The return of Wolvves is some of the best news of 2016 for the local music scene, especially with their reconfigured lineup and reimagined sound. Last year, after releasing their debut album, they immediately broke up. Then at the start of 2016 they suddenly began releasing singles, sounding quite different than before. Aydinn Immortal is still behind the helm, and this is his authentic vision for Wolvves.
Songs Before Paradox starts with “Money Song,” which begins as an experimental noise piece before any hint of a melody emerges from a guitar. It literally feels like it’s scrambling your brain—absolutely the least commercial start to any record possibly since Lou Reed’s Metal Machine Music. Throughout it there are spoken-word bits, vocal loops and samples, and waves of feedback. The irony of the title should not be lost on anyone, and yet the last 20 seconds lull you out with a beautiful guitar line.

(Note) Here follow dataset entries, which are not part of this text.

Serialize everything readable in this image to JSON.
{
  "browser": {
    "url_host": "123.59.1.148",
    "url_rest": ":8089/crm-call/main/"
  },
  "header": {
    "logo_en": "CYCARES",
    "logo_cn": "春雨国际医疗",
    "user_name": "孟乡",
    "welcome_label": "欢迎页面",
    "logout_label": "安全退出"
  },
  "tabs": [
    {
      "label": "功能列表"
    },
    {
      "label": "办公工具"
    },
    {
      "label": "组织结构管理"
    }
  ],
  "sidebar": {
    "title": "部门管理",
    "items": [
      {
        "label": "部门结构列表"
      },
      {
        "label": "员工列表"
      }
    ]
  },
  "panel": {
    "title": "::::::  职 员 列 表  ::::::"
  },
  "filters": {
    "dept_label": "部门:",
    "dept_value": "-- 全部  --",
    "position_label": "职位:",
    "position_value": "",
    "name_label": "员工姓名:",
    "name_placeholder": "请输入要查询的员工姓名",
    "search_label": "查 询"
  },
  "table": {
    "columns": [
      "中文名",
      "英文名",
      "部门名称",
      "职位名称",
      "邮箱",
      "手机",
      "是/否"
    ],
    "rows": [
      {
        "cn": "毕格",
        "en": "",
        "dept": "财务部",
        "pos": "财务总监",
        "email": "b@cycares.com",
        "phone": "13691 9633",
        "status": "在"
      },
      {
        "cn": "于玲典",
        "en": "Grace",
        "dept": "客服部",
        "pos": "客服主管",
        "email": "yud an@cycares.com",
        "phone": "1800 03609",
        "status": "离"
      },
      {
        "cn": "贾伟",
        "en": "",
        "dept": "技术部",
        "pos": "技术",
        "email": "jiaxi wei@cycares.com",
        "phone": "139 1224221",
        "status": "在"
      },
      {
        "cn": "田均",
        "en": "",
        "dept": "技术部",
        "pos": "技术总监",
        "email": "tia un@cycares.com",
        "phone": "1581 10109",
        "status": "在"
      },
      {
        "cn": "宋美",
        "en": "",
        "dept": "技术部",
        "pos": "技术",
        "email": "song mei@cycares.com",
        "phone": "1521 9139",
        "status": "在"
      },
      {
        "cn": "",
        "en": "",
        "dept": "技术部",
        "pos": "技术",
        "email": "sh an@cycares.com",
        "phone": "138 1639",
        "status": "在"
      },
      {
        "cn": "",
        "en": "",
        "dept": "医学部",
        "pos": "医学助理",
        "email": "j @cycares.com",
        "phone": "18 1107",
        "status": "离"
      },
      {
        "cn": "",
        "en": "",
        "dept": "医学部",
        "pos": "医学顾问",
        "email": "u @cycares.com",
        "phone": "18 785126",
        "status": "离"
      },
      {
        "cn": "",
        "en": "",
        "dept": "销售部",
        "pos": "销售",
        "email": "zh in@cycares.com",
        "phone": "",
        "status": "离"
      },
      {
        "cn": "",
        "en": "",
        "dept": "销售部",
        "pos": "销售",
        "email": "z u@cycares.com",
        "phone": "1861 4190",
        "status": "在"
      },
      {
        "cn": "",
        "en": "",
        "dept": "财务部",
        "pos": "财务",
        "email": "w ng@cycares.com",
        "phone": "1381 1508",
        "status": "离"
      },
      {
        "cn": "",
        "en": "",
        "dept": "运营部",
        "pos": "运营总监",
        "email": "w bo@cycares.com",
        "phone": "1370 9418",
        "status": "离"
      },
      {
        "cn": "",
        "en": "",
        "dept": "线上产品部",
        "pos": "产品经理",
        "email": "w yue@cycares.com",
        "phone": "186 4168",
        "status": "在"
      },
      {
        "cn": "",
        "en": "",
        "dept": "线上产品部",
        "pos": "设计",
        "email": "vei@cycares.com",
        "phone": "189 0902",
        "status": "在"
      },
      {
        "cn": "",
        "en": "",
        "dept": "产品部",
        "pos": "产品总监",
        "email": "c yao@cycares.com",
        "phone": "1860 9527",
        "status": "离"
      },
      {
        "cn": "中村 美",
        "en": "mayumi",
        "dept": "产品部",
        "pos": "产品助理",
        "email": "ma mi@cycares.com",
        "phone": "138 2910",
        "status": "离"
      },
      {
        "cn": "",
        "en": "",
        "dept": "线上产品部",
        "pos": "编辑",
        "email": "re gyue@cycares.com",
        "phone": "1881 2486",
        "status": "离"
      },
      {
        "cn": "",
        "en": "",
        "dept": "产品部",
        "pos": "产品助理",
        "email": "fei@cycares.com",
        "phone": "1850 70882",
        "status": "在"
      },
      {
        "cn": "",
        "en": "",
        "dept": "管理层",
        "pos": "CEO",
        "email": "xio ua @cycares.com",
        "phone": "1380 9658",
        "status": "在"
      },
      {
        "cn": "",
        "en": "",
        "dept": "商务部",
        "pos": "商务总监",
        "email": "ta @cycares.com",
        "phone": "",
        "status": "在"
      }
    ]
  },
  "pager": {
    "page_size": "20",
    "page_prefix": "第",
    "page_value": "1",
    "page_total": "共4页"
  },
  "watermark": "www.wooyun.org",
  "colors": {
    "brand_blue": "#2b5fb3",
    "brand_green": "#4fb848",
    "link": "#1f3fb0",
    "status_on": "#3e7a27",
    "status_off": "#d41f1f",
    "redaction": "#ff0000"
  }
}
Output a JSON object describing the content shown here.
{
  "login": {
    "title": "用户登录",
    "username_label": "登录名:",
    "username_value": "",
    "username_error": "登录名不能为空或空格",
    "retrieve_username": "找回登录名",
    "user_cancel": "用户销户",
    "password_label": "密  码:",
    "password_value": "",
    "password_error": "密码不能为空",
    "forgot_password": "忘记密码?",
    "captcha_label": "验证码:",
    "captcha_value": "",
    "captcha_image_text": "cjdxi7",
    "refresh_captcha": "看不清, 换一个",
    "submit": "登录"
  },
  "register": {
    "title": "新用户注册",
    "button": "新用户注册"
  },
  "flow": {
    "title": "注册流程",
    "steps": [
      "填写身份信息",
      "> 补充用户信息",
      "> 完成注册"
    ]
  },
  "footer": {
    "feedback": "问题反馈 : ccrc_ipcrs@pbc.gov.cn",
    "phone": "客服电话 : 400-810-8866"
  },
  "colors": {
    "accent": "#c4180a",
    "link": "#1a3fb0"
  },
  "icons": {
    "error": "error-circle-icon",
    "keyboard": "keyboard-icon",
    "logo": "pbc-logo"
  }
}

A violent shift, sounding like a spin of the radio dial, brings the pre-release single “Untitled,” with soulful lyrics in the first third and brilliant, melancholy trumpet in the remaining two thirds. The brief “Late for Work” begins with a guitar interlude, before switching to half sung, near spoken lyrics that work to build a rhythm and a groove with the rest of the band. “XYZ” revisits the lyrics from “Late for Work” in a completely different arrangement, over a minimal synth and sample background; the effect is very nearly hypnotic. Closing out the EP is “Voodoo Child,” a synth-heavy, darker number, with a sinister vibe and a fascinating confessional-rap delivery, mixed with a chorus that sounds like gospel vocals heard through a crappy radio. Dark synth passages with chanting, samples and sound effects close out one of the most unusual and fascinating releases of the year.